Thank you for this, and your seven part Shinrin Yoku series. I’ve been intrigued by this practice for about a year and have been reading everything I can find about it, including the handbook. I hope to get to some organized walks and meet some real-life guides some day. I haven’t found anything like this in Michigan so I’ve been practicing on my own and with some like-minded pals. Your articles have been so helpful in describing what a forest bathing session really feels like- and the photos are delightful as well. Thanks again!
You are very welcome, Amanda. Thank you for your kind comment. I am so happy you have been enjoying my Shinrin-Yoku experiences. I know there are several trained guides around the US who are getting certified, though quite a few are right here in California for now. I will post an announcement on my co-trainee Facebook group to see if there is someone in Michigan, and e-mail you their information if there is. In the meantime, I am sure you can enjoy and benefit from the practice anyway, as nature is so beneficial, so unavoidably part of who and what we are.

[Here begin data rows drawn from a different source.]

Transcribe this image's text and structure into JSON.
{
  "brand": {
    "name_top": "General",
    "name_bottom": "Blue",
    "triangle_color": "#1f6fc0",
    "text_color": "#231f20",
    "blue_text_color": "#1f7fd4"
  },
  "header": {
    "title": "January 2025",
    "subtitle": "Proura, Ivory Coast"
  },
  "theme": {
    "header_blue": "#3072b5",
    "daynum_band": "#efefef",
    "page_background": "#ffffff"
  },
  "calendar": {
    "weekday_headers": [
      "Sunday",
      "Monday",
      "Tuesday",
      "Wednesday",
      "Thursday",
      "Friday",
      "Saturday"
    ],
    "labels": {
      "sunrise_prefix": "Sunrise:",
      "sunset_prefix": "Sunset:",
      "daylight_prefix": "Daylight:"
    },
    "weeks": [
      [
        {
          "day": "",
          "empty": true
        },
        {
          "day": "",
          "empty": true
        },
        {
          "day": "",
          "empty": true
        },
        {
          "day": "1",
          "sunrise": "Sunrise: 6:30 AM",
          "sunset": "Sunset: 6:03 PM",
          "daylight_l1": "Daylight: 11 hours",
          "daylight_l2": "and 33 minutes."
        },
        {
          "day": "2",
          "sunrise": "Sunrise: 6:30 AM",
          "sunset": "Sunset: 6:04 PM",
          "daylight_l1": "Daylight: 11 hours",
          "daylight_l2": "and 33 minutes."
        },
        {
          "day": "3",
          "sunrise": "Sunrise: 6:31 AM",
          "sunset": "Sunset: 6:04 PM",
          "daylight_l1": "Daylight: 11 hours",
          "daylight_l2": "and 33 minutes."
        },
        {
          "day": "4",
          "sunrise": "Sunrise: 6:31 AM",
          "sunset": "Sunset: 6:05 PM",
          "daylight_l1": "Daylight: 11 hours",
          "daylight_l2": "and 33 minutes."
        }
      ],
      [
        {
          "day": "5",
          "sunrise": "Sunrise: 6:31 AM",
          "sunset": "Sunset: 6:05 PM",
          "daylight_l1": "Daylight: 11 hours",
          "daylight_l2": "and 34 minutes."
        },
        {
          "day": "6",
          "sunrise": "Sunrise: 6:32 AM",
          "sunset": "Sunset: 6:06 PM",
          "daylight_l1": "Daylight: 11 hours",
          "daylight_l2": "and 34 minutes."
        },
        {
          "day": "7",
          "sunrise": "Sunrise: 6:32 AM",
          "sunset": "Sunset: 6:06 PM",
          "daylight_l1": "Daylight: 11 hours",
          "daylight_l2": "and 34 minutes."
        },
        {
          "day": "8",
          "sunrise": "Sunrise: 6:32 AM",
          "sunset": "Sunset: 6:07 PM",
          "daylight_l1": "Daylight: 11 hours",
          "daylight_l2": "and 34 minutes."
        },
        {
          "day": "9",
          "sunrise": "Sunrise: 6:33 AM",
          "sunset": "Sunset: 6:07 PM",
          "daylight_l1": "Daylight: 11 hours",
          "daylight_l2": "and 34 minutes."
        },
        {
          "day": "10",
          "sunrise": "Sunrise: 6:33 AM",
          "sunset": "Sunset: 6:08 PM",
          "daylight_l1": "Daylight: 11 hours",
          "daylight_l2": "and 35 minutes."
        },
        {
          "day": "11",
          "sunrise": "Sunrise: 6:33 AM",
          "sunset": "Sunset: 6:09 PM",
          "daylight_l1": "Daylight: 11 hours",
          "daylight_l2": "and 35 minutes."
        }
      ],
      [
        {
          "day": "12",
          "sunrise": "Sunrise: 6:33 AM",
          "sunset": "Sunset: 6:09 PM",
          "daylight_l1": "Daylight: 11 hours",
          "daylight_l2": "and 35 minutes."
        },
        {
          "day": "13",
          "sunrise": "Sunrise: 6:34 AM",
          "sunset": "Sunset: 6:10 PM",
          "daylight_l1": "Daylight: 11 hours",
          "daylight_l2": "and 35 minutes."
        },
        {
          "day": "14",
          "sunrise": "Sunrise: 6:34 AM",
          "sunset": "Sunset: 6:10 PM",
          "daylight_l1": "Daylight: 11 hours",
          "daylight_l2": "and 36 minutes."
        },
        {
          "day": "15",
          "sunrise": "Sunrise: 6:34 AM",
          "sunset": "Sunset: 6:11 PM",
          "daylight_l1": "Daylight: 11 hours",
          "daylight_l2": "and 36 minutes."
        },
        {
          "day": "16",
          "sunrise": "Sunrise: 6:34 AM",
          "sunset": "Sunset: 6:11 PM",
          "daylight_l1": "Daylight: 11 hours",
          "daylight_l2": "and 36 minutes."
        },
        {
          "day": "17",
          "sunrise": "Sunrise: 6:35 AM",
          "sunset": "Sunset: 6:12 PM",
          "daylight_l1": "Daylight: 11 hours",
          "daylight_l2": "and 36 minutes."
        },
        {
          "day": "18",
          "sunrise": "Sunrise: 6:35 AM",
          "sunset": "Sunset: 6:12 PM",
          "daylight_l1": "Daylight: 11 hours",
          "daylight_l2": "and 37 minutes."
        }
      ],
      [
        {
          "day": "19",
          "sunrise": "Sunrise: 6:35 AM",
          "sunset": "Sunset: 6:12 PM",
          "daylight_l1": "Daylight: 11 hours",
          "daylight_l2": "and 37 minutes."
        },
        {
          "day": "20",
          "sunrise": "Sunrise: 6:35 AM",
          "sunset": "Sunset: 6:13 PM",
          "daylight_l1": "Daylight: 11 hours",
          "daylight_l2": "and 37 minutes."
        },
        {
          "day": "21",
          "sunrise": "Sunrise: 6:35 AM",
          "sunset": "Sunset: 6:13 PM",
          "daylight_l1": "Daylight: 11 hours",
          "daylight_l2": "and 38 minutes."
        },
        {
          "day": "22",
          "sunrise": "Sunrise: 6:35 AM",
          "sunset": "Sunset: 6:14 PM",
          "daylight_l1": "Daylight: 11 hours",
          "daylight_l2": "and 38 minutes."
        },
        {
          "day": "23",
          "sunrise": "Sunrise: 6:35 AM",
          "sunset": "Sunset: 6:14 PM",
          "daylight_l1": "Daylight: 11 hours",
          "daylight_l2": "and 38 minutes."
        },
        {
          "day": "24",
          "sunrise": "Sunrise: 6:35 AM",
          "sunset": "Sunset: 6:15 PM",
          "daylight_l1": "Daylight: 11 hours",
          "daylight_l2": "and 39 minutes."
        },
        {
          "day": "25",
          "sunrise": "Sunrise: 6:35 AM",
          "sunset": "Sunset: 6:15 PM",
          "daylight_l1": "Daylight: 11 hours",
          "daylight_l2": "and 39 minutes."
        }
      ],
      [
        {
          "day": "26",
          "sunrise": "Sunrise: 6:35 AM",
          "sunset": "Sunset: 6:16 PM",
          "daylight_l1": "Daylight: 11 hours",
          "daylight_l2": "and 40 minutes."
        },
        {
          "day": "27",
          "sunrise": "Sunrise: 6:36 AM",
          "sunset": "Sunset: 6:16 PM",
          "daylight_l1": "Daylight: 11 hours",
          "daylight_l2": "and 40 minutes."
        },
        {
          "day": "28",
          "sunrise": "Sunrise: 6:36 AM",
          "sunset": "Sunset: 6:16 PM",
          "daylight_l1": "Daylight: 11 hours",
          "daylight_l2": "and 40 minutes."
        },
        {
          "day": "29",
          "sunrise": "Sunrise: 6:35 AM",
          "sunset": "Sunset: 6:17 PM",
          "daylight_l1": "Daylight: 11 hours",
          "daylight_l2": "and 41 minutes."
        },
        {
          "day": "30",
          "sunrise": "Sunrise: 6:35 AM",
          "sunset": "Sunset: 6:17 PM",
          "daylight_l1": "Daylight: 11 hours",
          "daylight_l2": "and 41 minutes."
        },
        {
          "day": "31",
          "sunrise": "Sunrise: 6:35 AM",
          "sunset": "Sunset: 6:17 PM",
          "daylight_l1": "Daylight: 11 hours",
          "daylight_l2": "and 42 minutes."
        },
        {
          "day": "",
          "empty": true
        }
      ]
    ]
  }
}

I take it you have found my page with the weekly invitations I started last week. There is a widget for it in the sidebar. Many blessings. <3